→ TASK DIRECTIONS:
Every line in the data below that includes "lied" belongs in the answer, copied as it stands.

(Entries taken from a collection)

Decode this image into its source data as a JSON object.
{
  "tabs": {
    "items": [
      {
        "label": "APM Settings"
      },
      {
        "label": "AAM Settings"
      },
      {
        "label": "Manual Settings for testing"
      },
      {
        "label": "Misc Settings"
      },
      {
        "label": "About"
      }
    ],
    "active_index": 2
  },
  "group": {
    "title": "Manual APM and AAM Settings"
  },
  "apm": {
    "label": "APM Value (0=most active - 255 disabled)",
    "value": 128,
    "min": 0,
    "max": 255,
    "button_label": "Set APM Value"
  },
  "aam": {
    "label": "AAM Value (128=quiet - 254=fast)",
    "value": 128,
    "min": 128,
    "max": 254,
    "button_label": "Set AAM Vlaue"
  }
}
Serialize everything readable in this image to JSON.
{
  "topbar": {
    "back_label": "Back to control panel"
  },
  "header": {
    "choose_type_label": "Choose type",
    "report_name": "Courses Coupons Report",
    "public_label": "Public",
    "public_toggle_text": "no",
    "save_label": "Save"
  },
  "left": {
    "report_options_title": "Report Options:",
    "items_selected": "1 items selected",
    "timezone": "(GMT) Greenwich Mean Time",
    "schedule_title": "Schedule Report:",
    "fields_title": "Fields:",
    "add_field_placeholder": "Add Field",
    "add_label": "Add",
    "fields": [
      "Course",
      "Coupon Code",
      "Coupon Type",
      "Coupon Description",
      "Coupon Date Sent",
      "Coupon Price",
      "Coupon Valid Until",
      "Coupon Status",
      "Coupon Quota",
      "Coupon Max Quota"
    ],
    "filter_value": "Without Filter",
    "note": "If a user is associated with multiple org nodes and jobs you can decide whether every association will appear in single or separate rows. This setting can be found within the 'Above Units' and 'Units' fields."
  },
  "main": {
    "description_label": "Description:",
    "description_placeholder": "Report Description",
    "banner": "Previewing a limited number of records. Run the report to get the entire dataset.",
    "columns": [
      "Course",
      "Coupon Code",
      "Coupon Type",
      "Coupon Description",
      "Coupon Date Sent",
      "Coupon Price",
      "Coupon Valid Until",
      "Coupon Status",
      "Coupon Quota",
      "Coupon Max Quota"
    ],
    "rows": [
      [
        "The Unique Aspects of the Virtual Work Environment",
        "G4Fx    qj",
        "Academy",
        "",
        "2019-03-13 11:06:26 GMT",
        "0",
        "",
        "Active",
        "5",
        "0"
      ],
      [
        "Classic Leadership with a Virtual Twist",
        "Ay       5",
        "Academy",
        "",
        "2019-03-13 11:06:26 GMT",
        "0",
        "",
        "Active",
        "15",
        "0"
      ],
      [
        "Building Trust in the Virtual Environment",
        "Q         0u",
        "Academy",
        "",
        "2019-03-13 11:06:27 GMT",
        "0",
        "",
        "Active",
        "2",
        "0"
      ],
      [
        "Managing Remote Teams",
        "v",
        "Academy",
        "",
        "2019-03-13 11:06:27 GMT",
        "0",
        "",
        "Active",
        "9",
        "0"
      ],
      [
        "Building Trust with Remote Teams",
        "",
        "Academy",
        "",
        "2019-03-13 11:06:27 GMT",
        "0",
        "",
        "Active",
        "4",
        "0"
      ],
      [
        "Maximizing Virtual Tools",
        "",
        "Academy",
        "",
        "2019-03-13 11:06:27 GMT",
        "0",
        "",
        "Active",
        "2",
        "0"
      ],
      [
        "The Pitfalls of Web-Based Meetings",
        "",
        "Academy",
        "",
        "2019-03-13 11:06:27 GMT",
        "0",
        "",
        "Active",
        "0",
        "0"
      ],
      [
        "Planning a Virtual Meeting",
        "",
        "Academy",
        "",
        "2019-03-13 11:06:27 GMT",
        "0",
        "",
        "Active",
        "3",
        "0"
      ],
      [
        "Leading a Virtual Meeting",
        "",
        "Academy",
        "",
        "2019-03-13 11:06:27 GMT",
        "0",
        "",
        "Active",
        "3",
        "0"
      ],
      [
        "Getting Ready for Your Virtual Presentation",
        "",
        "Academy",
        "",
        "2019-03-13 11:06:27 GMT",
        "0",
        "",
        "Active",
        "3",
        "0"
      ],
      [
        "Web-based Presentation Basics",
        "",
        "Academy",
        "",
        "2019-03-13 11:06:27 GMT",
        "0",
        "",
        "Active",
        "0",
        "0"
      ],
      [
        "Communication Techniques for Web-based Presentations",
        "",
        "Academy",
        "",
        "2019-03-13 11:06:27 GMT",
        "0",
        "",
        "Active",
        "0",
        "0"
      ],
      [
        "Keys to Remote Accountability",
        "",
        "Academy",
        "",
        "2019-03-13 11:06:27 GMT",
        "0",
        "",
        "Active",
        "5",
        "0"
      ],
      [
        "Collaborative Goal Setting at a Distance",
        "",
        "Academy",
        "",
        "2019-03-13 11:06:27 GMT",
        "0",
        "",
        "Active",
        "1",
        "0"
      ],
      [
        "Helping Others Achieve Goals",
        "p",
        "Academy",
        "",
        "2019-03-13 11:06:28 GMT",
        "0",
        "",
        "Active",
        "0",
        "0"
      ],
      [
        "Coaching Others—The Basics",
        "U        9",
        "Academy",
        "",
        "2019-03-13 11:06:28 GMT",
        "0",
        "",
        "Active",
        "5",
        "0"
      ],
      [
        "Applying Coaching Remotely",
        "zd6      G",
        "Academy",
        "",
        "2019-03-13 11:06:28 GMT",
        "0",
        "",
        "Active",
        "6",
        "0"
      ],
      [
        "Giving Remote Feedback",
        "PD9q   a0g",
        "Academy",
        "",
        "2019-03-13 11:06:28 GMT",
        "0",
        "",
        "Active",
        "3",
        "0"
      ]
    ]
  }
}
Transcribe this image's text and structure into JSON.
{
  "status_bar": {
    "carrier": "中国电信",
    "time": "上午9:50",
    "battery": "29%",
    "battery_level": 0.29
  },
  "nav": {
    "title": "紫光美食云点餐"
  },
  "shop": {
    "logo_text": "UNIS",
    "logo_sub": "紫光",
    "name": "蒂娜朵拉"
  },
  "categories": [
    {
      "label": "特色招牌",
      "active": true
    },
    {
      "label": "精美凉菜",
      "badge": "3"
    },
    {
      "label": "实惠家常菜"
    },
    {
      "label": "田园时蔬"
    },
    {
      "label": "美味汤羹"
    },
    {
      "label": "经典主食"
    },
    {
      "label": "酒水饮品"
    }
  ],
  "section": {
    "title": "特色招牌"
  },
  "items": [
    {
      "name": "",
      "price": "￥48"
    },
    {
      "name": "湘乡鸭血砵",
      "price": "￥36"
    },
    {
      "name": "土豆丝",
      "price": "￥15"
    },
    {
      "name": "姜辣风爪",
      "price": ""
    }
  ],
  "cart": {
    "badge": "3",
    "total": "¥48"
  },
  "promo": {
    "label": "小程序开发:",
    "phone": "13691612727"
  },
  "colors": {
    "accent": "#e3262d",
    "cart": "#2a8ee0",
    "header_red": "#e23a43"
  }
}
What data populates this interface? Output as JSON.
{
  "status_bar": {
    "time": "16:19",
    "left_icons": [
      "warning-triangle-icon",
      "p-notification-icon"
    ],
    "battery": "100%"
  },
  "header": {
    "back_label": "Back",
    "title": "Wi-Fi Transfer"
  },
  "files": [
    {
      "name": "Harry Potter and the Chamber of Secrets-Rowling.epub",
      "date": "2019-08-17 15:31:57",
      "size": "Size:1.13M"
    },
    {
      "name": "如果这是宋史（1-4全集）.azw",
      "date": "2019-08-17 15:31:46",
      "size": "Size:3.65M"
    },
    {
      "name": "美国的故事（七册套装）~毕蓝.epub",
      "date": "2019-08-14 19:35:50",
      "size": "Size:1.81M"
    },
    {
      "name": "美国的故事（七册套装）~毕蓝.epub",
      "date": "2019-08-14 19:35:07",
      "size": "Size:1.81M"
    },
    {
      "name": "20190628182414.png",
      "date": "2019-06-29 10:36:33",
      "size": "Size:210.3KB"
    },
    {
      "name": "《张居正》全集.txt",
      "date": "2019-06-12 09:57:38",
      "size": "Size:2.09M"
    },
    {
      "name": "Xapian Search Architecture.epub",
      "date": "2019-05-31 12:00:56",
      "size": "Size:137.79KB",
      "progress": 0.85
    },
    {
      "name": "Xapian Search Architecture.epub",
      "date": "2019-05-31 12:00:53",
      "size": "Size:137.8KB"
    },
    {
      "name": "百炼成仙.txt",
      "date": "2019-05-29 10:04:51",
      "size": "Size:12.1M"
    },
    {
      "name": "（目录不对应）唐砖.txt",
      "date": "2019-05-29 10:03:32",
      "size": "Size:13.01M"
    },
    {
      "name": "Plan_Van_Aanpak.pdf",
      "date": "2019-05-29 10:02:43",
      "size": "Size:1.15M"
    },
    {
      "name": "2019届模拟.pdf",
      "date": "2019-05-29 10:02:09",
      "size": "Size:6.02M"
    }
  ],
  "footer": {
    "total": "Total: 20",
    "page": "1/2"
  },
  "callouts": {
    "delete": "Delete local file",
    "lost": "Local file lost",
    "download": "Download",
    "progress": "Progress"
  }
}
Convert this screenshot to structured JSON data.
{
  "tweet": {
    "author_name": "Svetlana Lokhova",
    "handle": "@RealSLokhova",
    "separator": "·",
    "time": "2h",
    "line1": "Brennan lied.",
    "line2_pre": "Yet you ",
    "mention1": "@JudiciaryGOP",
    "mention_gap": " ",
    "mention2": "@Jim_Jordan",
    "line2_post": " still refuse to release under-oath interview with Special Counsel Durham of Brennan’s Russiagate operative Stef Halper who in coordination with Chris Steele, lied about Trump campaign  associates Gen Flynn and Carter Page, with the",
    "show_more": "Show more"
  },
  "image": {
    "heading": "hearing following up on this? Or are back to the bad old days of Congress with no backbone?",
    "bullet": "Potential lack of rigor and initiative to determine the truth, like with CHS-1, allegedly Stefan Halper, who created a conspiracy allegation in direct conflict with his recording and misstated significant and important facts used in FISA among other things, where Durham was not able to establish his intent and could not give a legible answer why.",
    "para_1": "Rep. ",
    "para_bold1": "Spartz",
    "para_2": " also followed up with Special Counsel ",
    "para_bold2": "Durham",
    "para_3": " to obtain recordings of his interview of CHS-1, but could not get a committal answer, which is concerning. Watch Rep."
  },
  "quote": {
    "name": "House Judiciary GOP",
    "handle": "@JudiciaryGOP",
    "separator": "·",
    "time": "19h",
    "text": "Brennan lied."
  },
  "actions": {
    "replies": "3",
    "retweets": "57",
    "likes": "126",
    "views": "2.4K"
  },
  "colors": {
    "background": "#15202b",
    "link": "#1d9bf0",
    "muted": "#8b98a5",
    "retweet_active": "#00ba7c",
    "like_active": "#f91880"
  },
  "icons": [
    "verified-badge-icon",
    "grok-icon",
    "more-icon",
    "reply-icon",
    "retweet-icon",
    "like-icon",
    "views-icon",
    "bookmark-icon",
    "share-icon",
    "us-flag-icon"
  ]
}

→ WORKED SOLUTION:
    "line1": "Brennan lied.",
    "line2_post": " still refuse to release under-oath interview with Special Counsel Durham of Brennan’s Russiagate operative Stef Halper who in coordination with Chris Steele, lied about Trump campaign  associates Gen Flynn and Carter Page, with the",
    "text": "Brennan lied."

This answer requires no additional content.